***** Material for this exercise
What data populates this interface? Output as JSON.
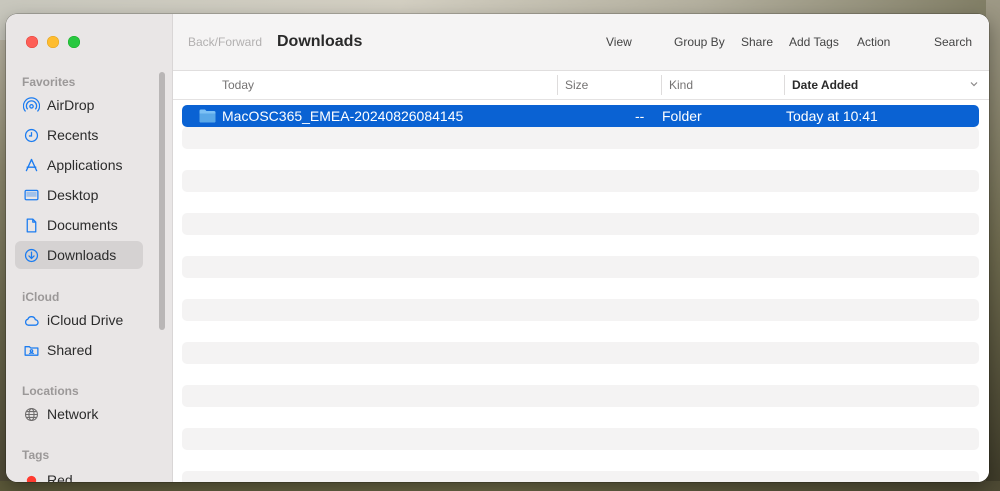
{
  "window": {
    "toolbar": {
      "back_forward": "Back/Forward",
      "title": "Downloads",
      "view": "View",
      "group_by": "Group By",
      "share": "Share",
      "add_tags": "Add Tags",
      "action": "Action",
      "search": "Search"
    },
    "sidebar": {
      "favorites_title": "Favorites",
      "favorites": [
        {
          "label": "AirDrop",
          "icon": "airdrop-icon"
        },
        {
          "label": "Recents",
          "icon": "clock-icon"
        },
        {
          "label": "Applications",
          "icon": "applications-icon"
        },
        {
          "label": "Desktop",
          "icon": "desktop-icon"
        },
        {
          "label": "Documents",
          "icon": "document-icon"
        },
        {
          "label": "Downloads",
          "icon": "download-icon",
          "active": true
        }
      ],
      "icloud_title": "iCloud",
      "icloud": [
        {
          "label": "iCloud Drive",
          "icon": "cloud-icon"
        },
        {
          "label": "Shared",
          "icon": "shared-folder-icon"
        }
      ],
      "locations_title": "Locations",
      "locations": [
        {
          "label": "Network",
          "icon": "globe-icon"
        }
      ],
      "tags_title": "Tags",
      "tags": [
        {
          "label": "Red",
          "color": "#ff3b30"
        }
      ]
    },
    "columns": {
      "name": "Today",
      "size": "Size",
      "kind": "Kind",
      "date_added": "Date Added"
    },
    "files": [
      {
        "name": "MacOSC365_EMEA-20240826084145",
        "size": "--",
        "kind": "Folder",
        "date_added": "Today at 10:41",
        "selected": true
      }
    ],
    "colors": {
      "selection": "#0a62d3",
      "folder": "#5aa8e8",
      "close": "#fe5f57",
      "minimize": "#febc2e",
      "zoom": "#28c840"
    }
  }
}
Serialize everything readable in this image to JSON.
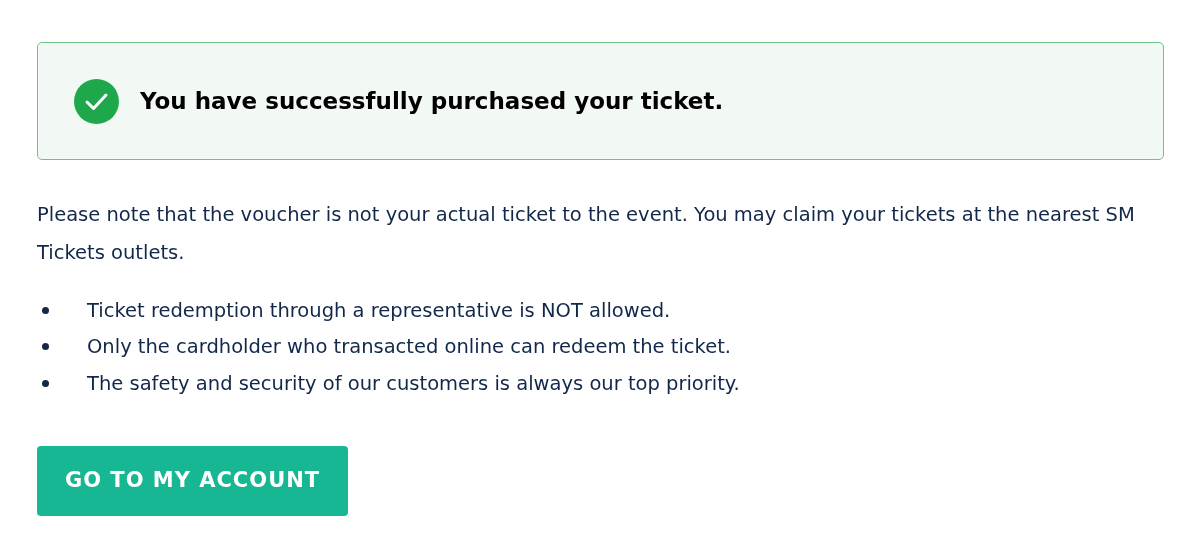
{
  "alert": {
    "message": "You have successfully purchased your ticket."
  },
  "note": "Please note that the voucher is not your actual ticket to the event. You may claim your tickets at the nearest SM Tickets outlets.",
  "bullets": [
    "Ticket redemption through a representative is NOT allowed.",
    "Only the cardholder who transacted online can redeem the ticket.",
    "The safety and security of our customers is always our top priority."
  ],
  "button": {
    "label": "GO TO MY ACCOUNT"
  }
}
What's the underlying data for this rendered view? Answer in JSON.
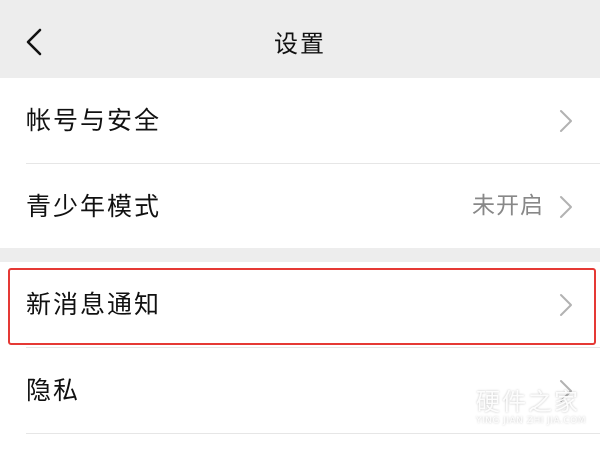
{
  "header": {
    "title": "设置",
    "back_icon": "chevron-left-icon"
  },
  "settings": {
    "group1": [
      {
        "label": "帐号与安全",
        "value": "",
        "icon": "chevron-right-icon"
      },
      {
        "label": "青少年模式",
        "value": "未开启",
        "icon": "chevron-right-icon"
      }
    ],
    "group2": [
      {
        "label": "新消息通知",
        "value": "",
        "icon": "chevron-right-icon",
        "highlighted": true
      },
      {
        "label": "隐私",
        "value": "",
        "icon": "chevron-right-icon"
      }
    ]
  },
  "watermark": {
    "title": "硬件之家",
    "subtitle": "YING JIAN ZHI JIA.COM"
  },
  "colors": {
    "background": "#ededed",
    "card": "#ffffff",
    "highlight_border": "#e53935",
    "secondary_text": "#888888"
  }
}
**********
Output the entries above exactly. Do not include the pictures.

What data populates this interface? Output as JSON.
{
  "window": {
    "toolbar": {
      "back_forward": "Back/Forward",
      "title": "Downloads",
      "view": "View",
      "group_by": "Group By",
      "share": "Share",
      "add_tags": "Add Tags",
      "action": "Action",
      "search": "Search"
    },
    "sidebar": {
      "favorites_title": "Favorites",
      "favorites": [
        {
          "label": "AirDrop",
          "icon": "airdrop-icon"
        },
        {
          "label": "Recents",
          "icon": "clock-icon"
        },
        {
          "label": "Applications",
          "icon": "applications-icon"
        },
        {
          "label": "Desktop",
          "icon": "desktop-icon"
        },
        {
          "label": "Documents",
          "icon": "document-icon"
        },
        {
          "label": "Downloads",
          "icon": "download-icon",
          "active": true
        }
      ],
      "icloud_title": "iCloud",
      "icloud": [
        {
          "label": "iCloud Drive",
          "icon": "cloud-icon"
        },
        {
          "label": "Shared",
          "icon": "shared-folder-icon"
        }
      ],
      "locations_title": "Locations",
      "locations": [
        {
          "label": "Network",
          "icon": "globe-icon"
        }
      ],
      "tags_title": "Tags",
      "tags": [
        {
          "label": "Red",
          "color": "#ff3b30"
        }
      ]
    },
    "columns": {
      "name": "Today",
      "size": "Size",
      "kind": "Kind",
      "date_added": "Date Added"
    },
    "files": [
      {
        "name": "MacOSC365_EMEA-20240826084145",
        "size": "--",
        "kind": "Folder",
        "date_added": "Today at 10:41",
        "selected": true
      }
    ],
    "colors": {
      "selection": "#0a62d3",
      "folder": "#5aa8e8",
      "close": "#fe5f57",
      "minimize": "#febc2e",
      "zoom": "#28c840"
    }
  }
}
Serialize everything readable in this image to JSON.
{
  "alert": {
    "message": "You have successfully purchased your ticket."
  },
  "note": "Please note that the voucher is not your actual ticket to the event. You may claim your tickets at the nearest SM Tickets outlets.",
  "bullets": [
    "Ticket redemption through a representative is NOT allowed.",
    "Only the cardholder who transacted online can redeem the ticket.",
    "The safety and security of our customers is always our top priority."
  ],
  "button": {
    "label": "GO TO MY ACCOUNT"
  }
}
What's the underlying data for this rendered view? Answer in JSON.
{
  "header": {
    "title": "设置",
    "back_icon": "chevron-left-icon"
  },
  "settings": {
    "group1": [
      {
        "label": "帐号与安全",
        "value": "",
        "icon": "chevron-right-icon"
      },
      {
        "label": "青少年模式",
        "value": "未开启",
        "icon": "chevron-right-icon"
      }
    ],
    "group2": [
      {
        "label": "新消息通知",
        "value": "",
        "icon": "chevron-right-icon",
        "highlighted": true
      },
      {
        "label": "隐私",
        "value": "",
        "icon": "chevron-right-icon"
      }
    ]
  },
  "watermark": {
    "title": "硬件之家",
    "subtitle": "YING JIAN ZHI JIA.COM"
  },
  "colors": {
    "background": "#ededed",
    "card": "#ffffff",
    "highlight_border": "#e53935",
    "secondary_text": "#888888"
  }
}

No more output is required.